(Stored entries)
--- --- ---
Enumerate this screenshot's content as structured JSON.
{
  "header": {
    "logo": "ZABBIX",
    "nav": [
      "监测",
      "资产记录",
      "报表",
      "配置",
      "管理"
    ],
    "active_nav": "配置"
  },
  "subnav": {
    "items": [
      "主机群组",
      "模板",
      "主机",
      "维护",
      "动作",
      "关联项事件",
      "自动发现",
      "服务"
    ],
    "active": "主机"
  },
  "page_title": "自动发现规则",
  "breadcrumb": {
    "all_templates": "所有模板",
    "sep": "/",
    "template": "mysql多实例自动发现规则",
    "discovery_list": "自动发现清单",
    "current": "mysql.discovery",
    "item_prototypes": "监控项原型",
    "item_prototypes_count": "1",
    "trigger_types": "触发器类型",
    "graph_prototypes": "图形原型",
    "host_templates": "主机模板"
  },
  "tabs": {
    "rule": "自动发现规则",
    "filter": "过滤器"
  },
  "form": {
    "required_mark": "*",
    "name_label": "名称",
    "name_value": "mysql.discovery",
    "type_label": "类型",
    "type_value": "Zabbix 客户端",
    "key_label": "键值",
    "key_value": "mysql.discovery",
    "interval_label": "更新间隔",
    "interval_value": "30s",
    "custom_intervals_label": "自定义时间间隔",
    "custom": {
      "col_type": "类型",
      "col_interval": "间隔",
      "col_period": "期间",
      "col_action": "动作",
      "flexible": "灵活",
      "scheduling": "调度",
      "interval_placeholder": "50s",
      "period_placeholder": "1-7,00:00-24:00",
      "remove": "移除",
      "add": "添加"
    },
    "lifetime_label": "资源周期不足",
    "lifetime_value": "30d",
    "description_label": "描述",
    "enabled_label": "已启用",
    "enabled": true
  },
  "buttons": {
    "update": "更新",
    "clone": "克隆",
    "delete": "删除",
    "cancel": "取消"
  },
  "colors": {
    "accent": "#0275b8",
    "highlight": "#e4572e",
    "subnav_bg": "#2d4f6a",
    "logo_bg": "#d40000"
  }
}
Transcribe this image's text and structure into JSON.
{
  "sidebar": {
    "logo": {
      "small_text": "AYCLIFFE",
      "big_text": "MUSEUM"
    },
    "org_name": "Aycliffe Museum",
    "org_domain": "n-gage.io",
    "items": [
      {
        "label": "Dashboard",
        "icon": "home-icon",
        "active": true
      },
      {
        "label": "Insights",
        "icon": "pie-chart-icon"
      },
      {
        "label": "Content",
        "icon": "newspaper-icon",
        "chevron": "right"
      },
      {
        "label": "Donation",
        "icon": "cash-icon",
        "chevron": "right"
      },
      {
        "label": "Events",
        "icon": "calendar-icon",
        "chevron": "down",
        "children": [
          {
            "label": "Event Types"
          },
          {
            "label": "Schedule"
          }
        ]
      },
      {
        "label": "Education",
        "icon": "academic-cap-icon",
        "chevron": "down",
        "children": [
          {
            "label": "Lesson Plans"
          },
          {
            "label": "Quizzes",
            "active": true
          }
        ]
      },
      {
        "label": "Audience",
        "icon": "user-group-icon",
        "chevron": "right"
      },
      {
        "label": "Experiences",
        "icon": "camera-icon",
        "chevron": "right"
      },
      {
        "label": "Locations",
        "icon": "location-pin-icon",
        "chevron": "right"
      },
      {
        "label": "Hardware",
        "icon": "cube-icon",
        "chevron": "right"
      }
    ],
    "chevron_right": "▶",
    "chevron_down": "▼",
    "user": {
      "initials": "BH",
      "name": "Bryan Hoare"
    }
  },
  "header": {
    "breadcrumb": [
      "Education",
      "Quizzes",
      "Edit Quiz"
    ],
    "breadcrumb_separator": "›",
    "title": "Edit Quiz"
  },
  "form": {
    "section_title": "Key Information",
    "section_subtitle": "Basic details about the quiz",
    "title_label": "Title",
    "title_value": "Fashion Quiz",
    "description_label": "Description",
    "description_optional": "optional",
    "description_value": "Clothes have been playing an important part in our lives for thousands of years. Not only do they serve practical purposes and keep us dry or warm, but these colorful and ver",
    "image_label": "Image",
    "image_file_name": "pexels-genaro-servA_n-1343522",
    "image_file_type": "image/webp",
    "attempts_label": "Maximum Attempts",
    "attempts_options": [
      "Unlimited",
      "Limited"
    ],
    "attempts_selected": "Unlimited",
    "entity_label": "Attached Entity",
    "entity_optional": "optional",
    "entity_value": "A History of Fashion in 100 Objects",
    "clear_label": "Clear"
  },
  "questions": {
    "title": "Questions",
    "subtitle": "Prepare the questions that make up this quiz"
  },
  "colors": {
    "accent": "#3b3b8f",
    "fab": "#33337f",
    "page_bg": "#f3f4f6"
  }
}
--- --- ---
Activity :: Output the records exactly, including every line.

Task result ::
Enumerate this screenshot's content as structured JSON.
{
  "header": {
    "logo": "ZABBIX",
    "nav": [
      "监测",
      "资产记录",
      "报表",
      "配置",
      "管理"
    ],
    "active_nav": "配置"
  },
  "subnav": {
    "items": [
      "主机群组",
      "模板",
      "主机",
      "维护",
      "动作",
      "关联项事件",
      "自动发现",
      "服务"
    ],
    "active": "主机"
  },
  "page_title": "自动发现规则",
  "breadcrumb": {
    "all_templates": "所有模板",
    "sep": "/",
    "template": "mysql多实例自动发现规则",
    "discovery_list": "自动发现清单",
    "current": "mysql.discovery",
    "item_prototypes": "监控项原型",
    "item_prototypes_count": "1",
    "trigger_types": "触发器类型",
    "graph_prototypes": "图形原型",
    "host_templates": "主机模板"
  },
  "tabs": {
    "rule": "自动发现规则",
    "filter": "过滤器"
  },
  "form": {
    "required_mark": "*",
    "name_label": "名称",
    "name_value": "mysql.discovery",
    "type_label": "类型",
    "type_value": "Zabbix 客户端",
    "key_label": "键值",
    "key_value": "mysql.discovery",
    "interval_label": "更新间隔",
    "interval_value": "30s",
    "custom_intervals_label": "自定义时间间隔",
    "custom": {
      "col_type": "类型",
      "col_interval": "间隔",
      "col_period": "期间",
      "col_action": "动作",
      "flexible": "灵活",
      "scheduling": "调度",
      "interval_placeholder": "50s",
      "period_placeholder": "1-7,00:00-24:00",
      "remove": "移除",
      "add": "添加"
    },
    "lifetime_label": "资源周期不足",
    "lifetime_value": "30d",
    "description_label": "描述",
    "enabled_label": "已启用",
    "enabled": true
  },
  "buttons": {
    "update": "更新",
    "clone": "克隆",
    "delete": "删除",
    "cancel": "取消"
  },
  "colors": {
    "accent": "#0275b8",
    "highlight": "#e4572e",
    "subnav_bg": "#2d4f6a",
    "logo_bg": "#d40000"
  }
}
Transcribe this image's text and structure into JSON.
{
  "sidebar": {
    "logo": {
      "small_text": "AYCLIFFE",
      "big_text": "MUSEUM"
    },
    "org_name": "Aycliffe Museum",
    "org_domain": "n-gage.io",
    "items": [
      {
        "label": "Dashboard",
        "icon": "home-icon",
        "active": true
      },
      {
        "label": "Insights",
        "icon": "pie-chart-icon"
      },
      {
        "label": "Content",
        "icon": "newspaper-icon",
        "chevron": "right"
      },
      {
        "label": "Donation",
        "icon": "cash-icon",
        "chevron": "right"
      },
      {
        "label": "Events",
        "icon": "calendar-icon",
        "chevron": "down",
        "children": [
          {
            "label": "Event Types"
          },
          {
            "label": "Schedule"
          }
        ]
      },
      {
        "label": "Education",
        "icon": "academic-cap-icon",
        "chevron": "down",
        "children": [
          {
            "label": "Lesson Plans"
          },
          {
            "label": "Quizzes",
            "active": true
          }
        ]
      },
      {
        "label": "Audience",
        "icon": "user-group-icon",
        "chevron": "right"
      },
      {
        "label": "Experiences",
        "icon": "camera-icon",
        "chevron": "right"
      },
      {
        "label": "Locations",
        "icon": "location-pin-icon",
        "chevron": "right"
      },
      {
        "label": "Hardware",
        "icon": "cube-icon",
        "chevron": "right"
      }
    ],
    "chevron_right": "▶",
    "chevron_down": "▼",
    "user": {
      "initials": "BH",
      "name": "Bryan Hoare"
    }
  },
  "header": {
    "breadcrumb": [
      "Education",
      "Quizzes",
      "Edit Quiz"
    ],
    "breadcrumb_separator": "›",
    "title": "Edit Quiz"
  },
  "form": {
    "section_title": "Key Information",
    "section_subtitle": "Basic details about the quiz",
    "title_label": "Title",
    "title_value": "Fashion Quiz",
    "description_label": "Description",
    "description_optional": "optional",
    "description_value": "Clothes have been playing an important part in our lives for thousands of years. Not only do they serve practical purposes and keep us dry or warm, but these colorful and ver",
    "image_label": "Image",
    "image_file_name": "pexels-genaro-servA_n-1343522",
    "image_file_type": "image/webp",
    "attempts_label": "Maximum Attempts",
    "attempts_options": [
      "Unlimited",
      "Limited"
    ],
    "attempts_selected": "Unlimited",
    "entity_label": "Attached Entity",
    "entity_optional": "optional",
    "entity_value": "A History of Fashion in 100 Objects",
    "clear_label": "Clear"
  },
  "questions": {
    "title": "Questions",
    "subtitle": "Prepare the questions that make up this quiz"
  },
  "colors": {
    "accent": "#3b3b8f",
    "fab": "#33337f",
    "page_bg": "#f3f4f6"
  }
}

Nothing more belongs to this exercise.